Patient stories: Robotic-assisted surgery patient, 29-year-old Jimmy from Shipley
Robotic-assisted surgery gives Jimmy the chance to enjoy the best years of his life
Eight weeks after 29-year-old Jimmy had a total hip replacement, he was back at work and looking forward to a skiing trip – his favourite type of holiday!
At the start of 2018 after five long years struggling with arthritic pain and unable to live the active lifestyle he loved, Jimmy made the decision to have the operation at Nuffield Health Leeds Hospital after he heard about the Mako robot assisted surgery system in use there.
“Despite being told by some people that I should put off having a hip replacement for as long as possible because of my age, I knew that modern technology and new procedures were available which would give me the best chance of a better outcome,” he said.
Jimmy works as a technical sales engineer in the automotive industry and he just weeks after his operation he started a staged return to work. More importantly, he was back at his local gym taking part in spinning classes.
“I was 100 per cent happy with my recovery after the operation. I wasn’t limping and the pain that was in my hip had disappeared. Now I don’t get any residual pain after exercising and the weight is beginning to come off since returning to the gym. I can’t wait to get back to sports, particularly football and perhaps even skiing this season!”
Jimmy was originally referred to specialist hip surgeon Mr Jon Conroy five years ago by the club physio at Keighley RUFC where he played in the first team. A fairly minor injury on the pitch signalled the start of his long and painful journey to the Nuffield Health Leeds Hospital where he had the life-changing surgery in July.
“During a match I damaged my hip, and felt a burst of pain. But it seemed to get better over time so I carried on playing. Eventually it would get to the point where I would have pain for days after a match or training so I went to see Mr Conroy. We opted for cortisone injections which worked really well for a couple of years but I think I knew it wasn’t a long term solution.
“I swapped rugby for football until another injury forced me to give that up too. I started running and this made my hip worse again and I’d be limping for days after exercising. About 18 months ago I found out my cartilage had completely worn away and the cortisone injections didn’t seem to be working at all. It got so bad on a family holiday that I was struggling to walk more than 50 to 100 metres.
“I decided enough was enough. As Mr Conroy said, these should be the best years of my life, why was I living them in pain? I’d heard about the Mako robot-assisted surgery and how it improved the accuracy of the procedure so I decided to go ahead as soon as the World Cup was over.”
Jimmy’s consultant orthopaedic surgeon, Mr Jon Conroy says: “Hip replacement in patients under 30 years old is unusual but the numbers having surgery is growing.
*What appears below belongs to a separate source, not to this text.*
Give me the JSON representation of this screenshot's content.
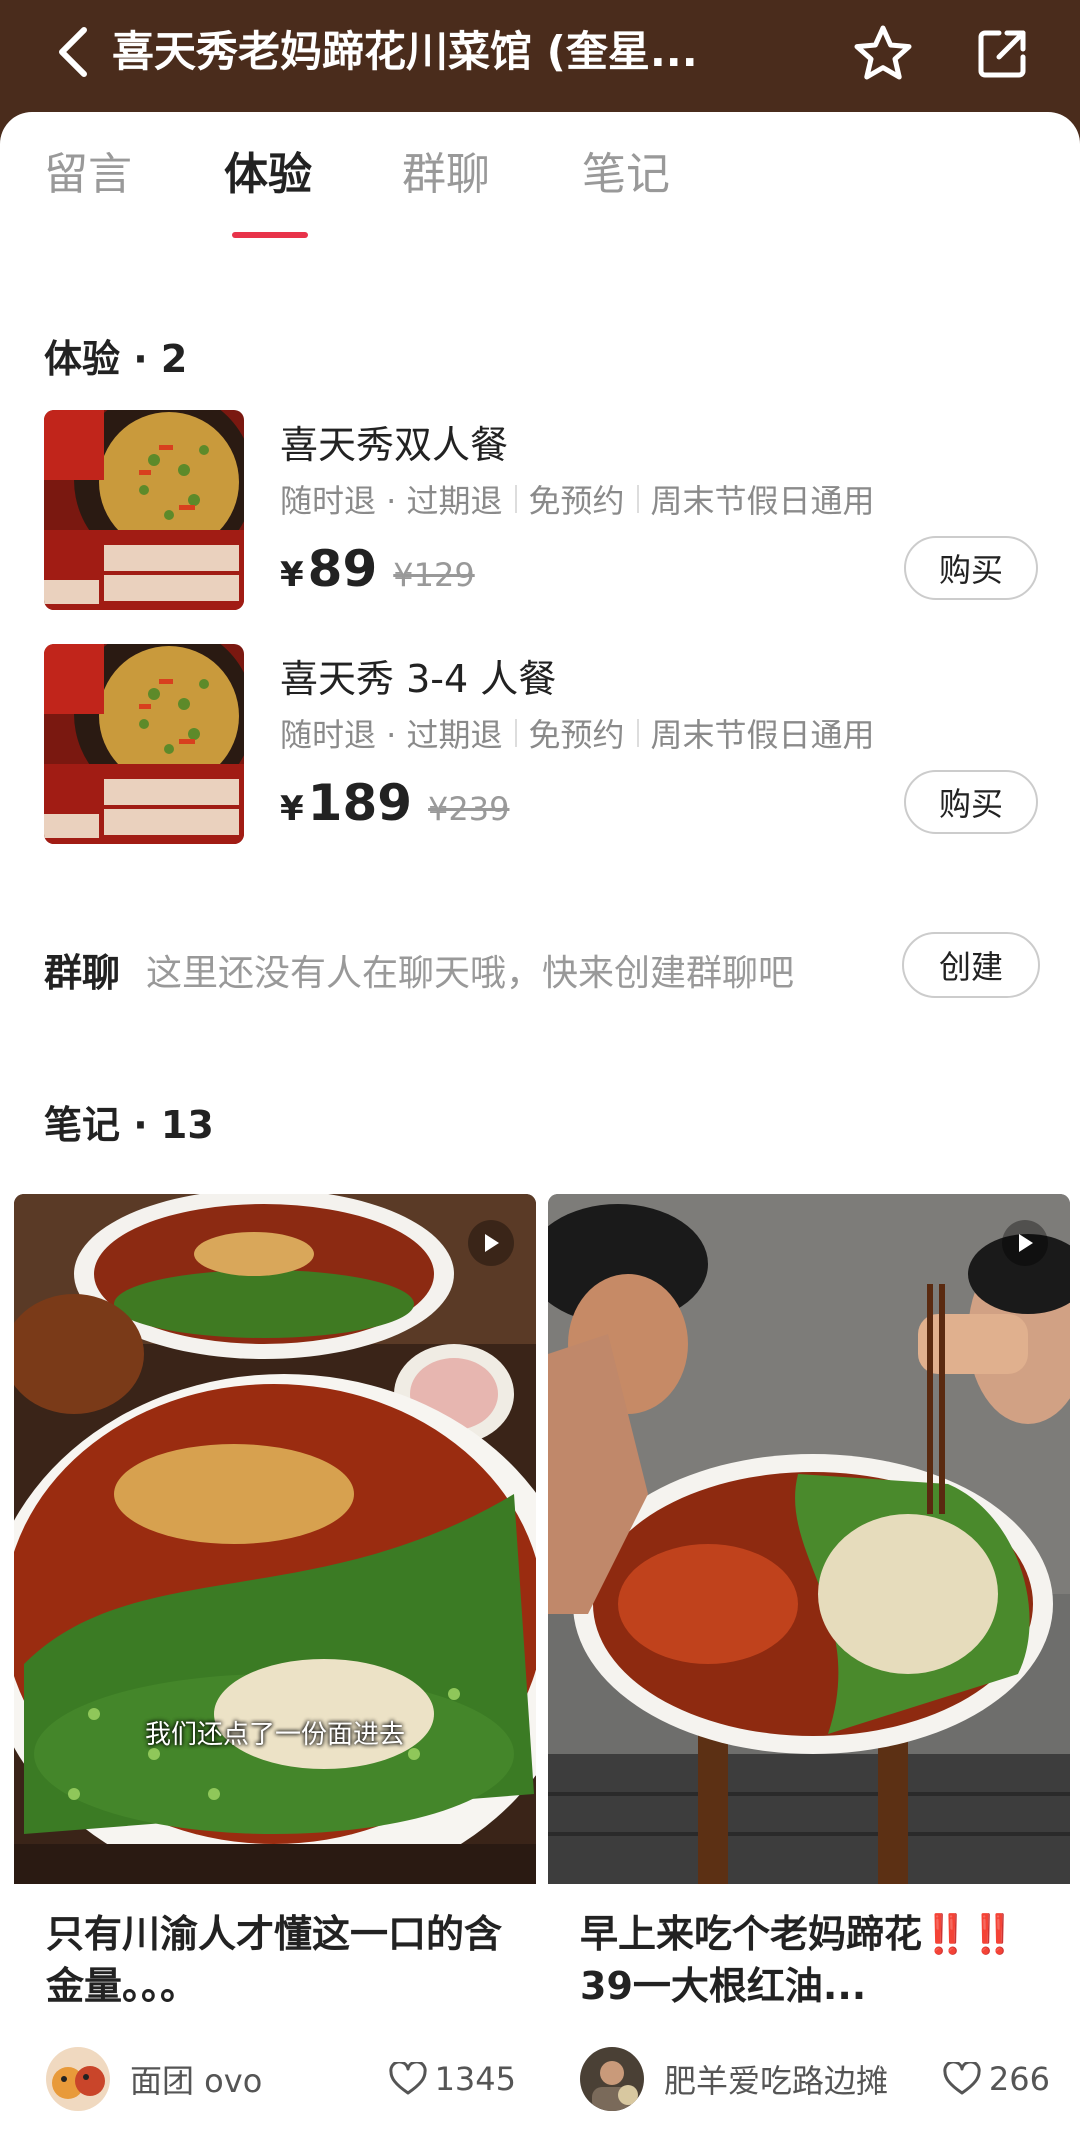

This is in part due to advances in technology giving confidence that current hips will last longer than older designs despite increased demands put on them by a young active population. The national joint registry reports more than 95% of patients younger than 55 years will still have their hip replacement after 13 years.”
“I’m not naïve enough to think that this new hip will last the rest of my life. It could last anything from 15 to 25 years. But it was more important for me to have a good working hip now than when I’m 65. I wanted the pain to go and to get back to normal so it was better to just get on with it rather than waiting any longer,” said Jimmy.
Mr Conroy was the first to perform Mako robotic-assisted hip replacement in the North of England in 2017 at the Nuffield Health Leeds Hospital. Alongside his medical training, he also has a master’s degree in Mechanical Engineering from Leeds University and is part of an American design team developing hip replacements of the future.
Mr Conroy said: “Jimmy is an unusual but increasingly seen case of a young person whose life is affected by arthritis. At the prime time of his life he was only able to walk short distances, his work was affected and he was unable to participate in any sport. It is always sensible to try alternatives before surgery but in Jimmy’s case non operative treatment was unsuccessful and his quality of life poor.
“As an experienced hip surgeon I see many young patients whom have struggled for many years with severe arthritis and after hip replacement wish they had chosen the option earlier. My interest in design of new hip technologies has given me confidence in the new products we implant and importantly how accurately they are implanted. Jimmy had a titanium hip with ceramic on highly crossed linked polyethylene bearing. We choose this latest technology of titanium for younger or active patients to reduce wear. This links with the optimal robot positioning of the hip to reduce wear also. Combined with the accuracy of the robotic procedure we would expect lower wear rates than traditionally seen benefitting the younger patient. I’m delighted we can offer patients at the Leeds Nuffield access to cutting edge technology on a par with any hospital in the world.”